YOUR TASK
Tell me how many lines in the data below hold the string "Reminders", and say nothing else.

EXTRACTED ENTRIES
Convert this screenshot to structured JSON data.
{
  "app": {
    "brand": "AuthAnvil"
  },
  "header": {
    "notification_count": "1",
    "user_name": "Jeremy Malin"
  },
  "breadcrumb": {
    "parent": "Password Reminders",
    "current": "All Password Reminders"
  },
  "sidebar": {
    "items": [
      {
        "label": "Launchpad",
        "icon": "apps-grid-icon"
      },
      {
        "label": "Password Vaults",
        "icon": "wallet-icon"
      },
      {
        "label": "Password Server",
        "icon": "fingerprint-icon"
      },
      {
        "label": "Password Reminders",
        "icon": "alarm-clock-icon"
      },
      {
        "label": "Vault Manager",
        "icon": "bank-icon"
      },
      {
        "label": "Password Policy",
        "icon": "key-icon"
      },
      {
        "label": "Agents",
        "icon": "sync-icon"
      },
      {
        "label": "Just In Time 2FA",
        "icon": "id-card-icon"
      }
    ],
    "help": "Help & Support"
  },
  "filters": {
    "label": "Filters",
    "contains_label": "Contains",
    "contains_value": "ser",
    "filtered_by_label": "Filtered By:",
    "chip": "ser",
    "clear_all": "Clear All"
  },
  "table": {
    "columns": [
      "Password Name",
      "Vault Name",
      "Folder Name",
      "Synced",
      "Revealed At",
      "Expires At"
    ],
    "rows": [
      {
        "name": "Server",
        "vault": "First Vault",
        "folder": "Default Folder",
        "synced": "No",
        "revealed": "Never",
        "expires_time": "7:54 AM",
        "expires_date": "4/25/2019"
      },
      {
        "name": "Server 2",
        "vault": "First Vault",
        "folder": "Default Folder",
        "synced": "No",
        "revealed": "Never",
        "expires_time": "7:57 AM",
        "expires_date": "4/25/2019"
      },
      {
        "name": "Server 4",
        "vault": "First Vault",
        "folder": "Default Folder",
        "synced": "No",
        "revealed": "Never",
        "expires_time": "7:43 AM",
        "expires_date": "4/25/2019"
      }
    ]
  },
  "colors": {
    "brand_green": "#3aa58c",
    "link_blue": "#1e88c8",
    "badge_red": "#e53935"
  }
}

OUTPUT
3